Map is a mathematical term that denotes a set of (x, y) pairs, in which each unique x corresponds to some y.
Programmers are very fond of Map, so here we present 4 different collections that implement the Map interface:
"Here's its simple inheritance structure:"
"The yellow indicates that Entry is a nested interface in the Map interface."
"Entry was added to describe an element pair as a single entity."
"Here are the methods of Map<K,V>:"
||Returns the number of pairs in the map.|
||Checks if the map is empty.|
||Does the map contain the specified key?|
||Does the map contain the specified value?|
||Returns the value for the specified key.|
||Sets a new value for the key.
The method returns the old value or null
||Adds pairs from another map.|
||Clears the map, i.e. removes all pairs.|
||Returns a Set of keys.|
||Returns a collection of values.|
||Returns a Set of pairs.|
"K and V are the type parameters for the keys and values."
"Well, I'm familiar with most of the methods, but I've only worked with some of them."
"What else can you tell me about the Entry class?"
"This class describes a pair of elements. It has a few methods:"
||Returns the key of the key-value pair.|
||Returns the value of the key-value pair.|
||Sets a new value in the key-value pair.|
"Entry is convenient, because you can pass a pair to a method without passing the entire map."
"Now I'll go over Map implementations."
"First up is HashMap. It uses hash tables to store elements. Keys and values can be of any type, as well as null. The order of elements can change when the collection changes."
"Elements are stored in a HashMap as a set of groups or buckets. An element's hashCode() method determines which bucket it falls into."
"Very roughly speaking, elements with a hash code from 1 to 100 fall into the first bucket, those with a value from 101 to 200 fall into the second, and so on."
"The point of storing elements in this way is that we can eliminate all the elements in irrelevant buckets when searching for or removing elements."

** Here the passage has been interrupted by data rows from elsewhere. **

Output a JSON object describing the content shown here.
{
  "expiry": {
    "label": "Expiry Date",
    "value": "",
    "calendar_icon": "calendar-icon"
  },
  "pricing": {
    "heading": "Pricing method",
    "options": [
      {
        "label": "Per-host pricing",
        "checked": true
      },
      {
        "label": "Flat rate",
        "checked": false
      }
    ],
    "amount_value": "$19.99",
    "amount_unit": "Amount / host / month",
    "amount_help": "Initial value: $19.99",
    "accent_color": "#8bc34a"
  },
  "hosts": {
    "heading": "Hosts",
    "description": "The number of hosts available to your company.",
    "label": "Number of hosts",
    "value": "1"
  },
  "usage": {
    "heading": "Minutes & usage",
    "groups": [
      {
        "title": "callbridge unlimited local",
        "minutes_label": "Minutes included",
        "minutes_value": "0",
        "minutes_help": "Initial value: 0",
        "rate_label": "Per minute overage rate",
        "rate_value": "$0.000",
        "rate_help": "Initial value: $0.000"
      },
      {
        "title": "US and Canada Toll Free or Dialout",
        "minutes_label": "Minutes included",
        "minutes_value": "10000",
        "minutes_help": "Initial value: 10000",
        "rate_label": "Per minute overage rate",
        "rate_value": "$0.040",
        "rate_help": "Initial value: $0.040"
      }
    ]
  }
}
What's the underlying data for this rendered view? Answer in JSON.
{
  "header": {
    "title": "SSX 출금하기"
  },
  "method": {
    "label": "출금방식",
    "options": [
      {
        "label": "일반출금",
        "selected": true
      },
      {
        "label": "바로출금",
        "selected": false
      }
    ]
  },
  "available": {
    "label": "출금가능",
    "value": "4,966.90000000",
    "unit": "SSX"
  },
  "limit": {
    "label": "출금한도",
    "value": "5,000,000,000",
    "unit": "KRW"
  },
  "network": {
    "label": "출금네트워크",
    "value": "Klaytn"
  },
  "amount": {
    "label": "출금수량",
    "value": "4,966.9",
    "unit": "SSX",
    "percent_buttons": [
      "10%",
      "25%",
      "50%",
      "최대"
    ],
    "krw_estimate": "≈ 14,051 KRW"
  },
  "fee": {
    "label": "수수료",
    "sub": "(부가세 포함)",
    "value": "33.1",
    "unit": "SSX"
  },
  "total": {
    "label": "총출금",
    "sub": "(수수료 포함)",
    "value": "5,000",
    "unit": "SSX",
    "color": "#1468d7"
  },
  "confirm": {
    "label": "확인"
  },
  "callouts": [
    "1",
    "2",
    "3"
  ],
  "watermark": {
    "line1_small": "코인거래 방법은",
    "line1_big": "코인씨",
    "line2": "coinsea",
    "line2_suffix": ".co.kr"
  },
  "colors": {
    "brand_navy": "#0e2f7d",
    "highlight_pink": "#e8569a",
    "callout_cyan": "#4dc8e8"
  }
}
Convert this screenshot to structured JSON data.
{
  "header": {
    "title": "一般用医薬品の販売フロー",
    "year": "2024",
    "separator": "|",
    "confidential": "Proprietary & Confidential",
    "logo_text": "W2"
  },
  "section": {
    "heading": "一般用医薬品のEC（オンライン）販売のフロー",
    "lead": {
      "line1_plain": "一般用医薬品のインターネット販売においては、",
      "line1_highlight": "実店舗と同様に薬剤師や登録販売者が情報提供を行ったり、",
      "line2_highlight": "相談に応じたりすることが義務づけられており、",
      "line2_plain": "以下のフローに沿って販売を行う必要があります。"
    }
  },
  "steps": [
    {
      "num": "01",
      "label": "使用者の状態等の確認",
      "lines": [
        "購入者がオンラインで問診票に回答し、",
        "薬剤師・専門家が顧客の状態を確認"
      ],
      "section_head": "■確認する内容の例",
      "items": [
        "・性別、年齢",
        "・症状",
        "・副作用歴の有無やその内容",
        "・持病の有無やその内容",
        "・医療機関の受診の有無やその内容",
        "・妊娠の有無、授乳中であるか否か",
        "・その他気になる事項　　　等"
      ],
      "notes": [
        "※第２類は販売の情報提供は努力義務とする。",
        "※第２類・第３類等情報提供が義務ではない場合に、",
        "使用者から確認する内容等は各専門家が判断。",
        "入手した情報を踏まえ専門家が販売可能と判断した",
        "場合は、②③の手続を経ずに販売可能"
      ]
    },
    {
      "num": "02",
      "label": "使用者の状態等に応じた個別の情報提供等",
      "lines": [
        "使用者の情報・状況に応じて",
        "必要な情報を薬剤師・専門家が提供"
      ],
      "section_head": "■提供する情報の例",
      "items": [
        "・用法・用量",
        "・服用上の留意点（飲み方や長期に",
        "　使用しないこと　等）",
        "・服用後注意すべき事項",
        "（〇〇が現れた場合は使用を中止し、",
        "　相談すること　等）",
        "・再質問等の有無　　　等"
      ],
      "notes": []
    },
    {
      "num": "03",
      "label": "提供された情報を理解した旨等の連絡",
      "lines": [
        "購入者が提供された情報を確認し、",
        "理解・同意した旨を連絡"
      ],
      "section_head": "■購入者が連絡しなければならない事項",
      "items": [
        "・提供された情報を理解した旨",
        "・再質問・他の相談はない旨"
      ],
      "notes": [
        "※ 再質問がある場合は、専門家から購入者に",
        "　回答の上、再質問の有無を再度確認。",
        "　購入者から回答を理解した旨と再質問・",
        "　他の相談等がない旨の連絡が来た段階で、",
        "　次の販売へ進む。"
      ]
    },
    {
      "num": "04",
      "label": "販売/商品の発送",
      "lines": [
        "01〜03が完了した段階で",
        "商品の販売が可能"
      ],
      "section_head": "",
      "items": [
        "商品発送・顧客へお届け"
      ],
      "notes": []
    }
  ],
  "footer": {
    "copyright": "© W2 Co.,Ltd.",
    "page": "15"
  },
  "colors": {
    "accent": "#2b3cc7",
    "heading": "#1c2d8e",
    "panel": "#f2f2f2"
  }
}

"There's a really good article about HashMap. I recommend that you read it: https://firstname.lastname@example.org/java-hashmap-internal-implementation-21597e1efec3"
"The second collection is LinkedHashMap. Its main difference from HashMap is that it also stores items as a linked list. In an ordinary HashMap, the order of the elements is undefined and may change over time. And you can get an iterator from a LinkedHashMap and use it to walk through all the elements in the order they were added to the LinkedHashMap. Additionally, LinkedHashMap has an iterator that lets you walk through all pairs in order of last use/activity."
"There's a really good article about LinkedHashMap. Here you go: https://email@example.com/java-linkedhashmap-internal-implementation-44e2e2893036"
"The third collection I'd like to talk about today is TreeMap."
"TreeMap keeps its elements sorted in ascending order. This is achieved due to the fact that TreeMap uses a balanced red-black tree to store elements."
"As a result, insertion time and search time are very low. This class is a great choice when using very large amounts of data."
"And, of course, we have an article on TreeMap: https://medium.com/@gslohith5/java-treemap-33942afadf56"
"What haven't I told you about yet?"
"WeakHashMap, but Rishi told me about it a couple of days ago."
"When was that?"
"When he talked about SoftReference, WeakReference, and PhantomReference."
"I believe you, considering that you named them all correctly. Then go relax. See you tonight."